Start of GIVEN ENTRIES
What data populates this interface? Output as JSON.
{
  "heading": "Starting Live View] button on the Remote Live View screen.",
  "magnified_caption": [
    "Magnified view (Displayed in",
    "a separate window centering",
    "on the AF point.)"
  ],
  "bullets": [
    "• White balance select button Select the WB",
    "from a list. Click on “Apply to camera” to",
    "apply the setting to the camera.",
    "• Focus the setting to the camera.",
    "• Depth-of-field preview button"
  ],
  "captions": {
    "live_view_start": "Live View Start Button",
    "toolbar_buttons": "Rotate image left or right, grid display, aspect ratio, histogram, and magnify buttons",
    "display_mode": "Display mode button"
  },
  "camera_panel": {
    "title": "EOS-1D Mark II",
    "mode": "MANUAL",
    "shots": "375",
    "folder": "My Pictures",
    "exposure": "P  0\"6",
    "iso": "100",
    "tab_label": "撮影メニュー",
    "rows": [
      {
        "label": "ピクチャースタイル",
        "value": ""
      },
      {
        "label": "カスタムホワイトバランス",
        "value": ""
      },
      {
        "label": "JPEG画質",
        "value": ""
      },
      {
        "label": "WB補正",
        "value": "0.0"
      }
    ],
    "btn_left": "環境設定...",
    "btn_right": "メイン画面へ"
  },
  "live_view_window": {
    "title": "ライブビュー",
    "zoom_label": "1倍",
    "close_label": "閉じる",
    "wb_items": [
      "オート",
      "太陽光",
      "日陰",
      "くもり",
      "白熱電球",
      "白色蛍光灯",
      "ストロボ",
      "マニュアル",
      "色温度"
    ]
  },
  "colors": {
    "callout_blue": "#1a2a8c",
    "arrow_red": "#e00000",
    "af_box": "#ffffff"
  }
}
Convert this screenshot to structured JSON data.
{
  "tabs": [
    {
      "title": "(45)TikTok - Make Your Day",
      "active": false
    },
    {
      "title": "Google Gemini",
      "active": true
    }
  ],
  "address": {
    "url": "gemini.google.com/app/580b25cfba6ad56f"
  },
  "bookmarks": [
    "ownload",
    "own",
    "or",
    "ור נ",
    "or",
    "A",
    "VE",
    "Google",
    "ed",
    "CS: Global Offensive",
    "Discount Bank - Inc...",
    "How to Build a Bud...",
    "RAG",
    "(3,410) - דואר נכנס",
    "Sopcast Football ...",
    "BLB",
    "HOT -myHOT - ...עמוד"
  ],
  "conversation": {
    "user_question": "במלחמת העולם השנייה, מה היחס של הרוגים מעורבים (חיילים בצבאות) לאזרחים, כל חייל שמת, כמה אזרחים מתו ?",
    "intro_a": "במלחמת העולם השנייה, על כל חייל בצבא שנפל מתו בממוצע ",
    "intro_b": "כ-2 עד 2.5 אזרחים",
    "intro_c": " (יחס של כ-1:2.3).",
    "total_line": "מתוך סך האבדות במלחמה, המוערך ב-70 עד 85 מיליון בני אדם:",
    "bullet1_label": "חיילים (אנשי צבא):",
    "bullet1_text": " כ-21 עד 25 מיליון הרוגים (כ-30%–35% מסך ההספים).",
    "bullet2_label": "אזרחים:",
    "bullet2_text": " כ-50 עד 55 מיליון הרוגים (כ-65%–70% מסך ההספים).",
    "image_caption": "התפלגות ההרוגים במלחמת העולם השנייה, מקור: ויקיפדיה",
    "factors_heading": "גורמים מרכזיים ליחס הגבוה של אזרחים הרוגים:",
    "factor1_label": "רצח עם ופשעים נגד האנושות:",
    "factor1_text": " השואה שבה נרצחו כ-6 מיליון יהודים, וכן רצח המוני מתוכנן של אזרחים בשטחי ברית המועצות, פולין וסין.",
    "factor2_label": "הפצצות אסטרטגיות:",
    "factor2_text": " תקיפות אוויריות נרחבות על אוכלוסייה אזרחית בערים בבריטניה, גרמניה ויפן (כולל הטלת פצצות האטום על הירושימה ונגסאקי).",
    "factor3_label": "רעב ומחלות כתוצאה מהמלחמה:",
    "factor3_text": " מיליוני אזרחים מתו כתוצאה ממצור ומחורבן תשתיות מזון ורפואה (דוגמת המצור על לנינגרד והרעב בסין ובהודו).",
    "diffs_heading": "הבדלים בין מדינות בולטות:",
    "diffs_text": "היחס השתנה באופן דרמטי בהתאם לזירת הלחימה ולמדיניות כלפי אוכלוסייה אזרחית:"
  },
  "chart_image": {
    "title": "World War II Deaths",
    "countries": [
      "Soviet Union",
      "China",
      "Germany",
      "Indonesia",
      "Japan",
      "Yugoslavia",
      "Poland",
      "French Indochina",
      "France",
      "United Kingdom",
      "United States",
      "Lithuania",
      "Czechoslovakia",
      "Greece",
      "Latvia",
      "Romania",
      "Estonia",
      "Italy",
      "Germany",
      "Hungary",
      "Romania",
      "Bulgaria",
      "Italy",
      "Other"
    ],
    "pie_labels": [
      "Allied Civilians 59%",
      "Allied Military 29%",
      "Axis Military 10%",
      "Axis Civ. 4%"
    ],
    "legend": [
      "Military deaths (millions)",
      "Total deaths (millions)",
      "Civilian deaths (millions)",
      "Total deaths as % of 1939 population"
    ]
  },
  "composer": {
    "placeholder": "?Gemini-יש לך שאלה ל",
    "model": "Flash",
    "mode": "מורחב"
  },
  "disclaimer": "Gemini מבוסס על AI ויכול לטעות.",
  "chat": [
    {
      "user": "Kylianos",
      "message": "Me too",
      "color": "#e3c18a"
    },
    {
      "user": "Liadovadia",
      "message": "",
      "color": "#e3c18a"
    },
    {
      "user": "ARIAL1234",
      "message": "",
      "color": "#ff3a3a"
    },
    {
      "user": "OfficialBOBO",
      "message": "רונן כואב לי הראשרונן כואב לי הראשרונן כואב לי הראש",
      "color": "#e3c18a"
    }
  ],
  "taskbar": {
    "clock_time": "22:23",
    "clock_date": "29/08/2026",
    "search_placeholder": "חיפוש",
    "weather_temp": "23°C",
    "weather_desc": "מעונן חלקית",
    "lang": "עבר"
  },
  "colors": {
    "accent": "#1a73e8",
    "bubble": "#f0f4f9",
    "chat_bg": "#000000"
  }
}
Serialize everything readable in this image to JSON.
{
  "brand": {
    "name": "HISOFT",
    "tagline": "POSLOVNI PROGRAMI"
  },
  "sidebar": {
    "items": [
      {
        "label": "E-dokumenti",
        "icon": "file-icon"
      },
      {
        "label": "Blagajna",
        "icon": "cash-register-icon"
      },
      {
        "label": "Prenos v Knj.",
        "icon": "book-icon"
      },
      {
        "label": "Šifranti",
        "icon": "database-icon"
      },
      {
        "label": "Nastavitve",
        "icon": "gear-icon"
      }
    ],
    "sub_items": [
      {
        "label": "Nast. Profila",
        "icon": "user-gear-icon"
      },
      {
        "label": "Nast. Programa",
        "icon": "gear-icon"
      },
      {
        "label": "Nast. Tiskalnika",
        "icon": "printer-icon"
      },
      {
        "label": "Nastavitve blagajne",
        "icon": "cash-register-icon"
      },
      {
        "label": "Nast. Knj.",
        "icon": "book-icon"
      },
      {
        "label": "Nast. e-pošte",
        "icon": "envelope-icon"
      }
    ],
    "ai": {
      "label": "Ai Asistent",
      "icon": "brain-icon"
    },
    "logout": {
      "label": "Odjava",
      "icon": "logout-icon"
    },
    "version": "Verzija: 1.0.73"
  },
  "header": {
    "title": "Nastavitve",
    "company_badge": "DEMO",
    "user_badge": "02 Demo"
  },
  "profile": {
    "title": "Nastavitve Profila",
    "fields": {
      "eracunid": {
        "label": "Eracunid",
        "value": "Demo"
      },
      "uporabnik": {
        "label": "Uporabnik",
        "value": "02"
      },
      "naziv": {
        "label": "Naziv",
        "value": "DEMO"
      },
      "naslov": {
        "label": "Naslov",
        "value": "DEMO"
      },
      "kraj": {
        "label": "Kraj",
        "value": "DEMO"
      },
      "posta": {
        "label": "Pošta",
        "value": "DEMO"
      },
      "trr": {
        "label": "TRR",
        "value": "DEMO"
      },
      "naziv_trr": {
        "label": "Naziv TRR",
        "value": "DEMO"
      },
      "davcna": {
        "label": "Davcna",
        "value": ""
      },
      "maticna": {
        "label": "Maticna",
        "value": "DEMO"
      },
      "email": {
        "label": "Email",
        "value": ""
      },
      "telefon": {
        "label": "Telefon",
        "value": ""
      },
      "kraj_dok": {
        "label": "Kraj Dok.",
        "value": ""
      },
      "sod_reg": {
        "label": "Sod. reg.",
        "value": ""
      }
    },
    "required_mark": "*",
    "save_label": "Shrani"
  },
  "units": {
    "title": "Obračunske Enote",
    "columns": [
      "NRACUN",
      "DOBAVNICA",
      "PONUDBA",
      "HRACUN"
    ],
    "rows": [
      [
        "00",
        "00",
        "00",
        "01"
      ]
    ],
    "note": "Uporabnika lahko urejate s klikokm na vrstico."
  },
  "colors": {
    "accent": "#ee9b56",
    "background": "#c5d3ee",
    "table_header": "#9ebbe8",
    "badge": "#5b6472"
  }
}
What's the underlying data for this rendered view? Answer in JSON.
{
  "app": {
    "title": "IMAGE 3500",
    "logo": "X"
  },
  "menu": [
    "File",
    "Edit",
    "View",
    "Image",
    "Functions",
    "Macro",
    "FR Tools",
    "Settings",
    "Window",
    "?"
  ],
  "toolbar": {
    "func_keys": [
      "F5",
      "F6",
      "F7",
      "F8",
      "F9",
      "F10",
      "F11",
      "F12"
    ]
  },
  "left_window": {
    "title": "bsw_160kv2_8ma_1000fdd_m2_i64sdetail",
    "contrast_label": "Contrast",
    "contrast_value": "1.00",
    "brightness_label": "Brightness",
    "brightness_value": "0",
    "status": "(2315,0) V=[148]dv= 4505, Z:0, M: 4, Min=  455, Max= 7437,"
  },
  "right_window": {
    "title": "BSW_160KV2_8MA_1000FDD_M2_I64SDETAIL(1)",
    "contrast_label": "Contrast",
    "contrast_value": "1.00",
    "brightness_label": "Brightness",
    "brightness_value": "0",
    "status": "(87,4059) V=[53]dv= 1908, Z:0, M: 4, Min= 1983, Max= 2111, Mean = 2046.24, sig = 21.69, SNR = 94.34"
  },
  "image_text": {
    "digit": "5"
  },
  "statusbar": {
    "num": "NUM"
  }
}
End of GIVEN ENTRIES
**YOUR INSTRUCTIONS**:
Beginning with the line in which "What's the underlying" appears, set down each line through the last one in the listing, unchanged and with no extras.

**EXERCISE OUTPUT**:
What's the underlying data for this rendered view? Answer in JSON.
{
  "app": {
    "title": "IMAGE 3500",
    "logo": "X"
  },
  "menu": [
    "File",
    "Edit",
    "View",
    "Image",
    "Functions",
    "Macro",
    "FR Tools",
    "Settings",
    "Window",
    "?"
  ],
  "toolbar": {
    "func_keys": [
      "F5",
      "F6",
      "F7",
      "F8",
      "F9",
      "F10",
      "F11",
      "F12"
    ]
  },
  "left_window": {
    "title": "bsw_160kv2_8ma_1000fdd_m2_i64sdetail",
    "contrast_label": "Contrast",
    "contrast_value": "1.00",
    "brightness_label": "Brightness",
    "brightness_value": "0",
    "status": "(2315,0) V=[148]dv= 4505, Z:0, M: 4, Min=  455, Max= 7437,"
  },
  "right_window": {
    "title": "BSW_160KV2_8MA_1000FDD_M2_I64SDETAIL(1)",
    "contrast_label": "Contrast",
    "contrast_value": "1.00",
    "brightness_label": "Brightness",
    "brightness_value": "0",
    "status": "(87,4059) V=[53]dv= 1908, Z:0, M: 4, Min= 1983, Max= 2111, Mean = 2046.24, sig = 21.69, SNR = 94.34"
  },
  "image_text": {
    "digit": "5"
  },
  "statusbar": {
    "num": "NUM"
  }
}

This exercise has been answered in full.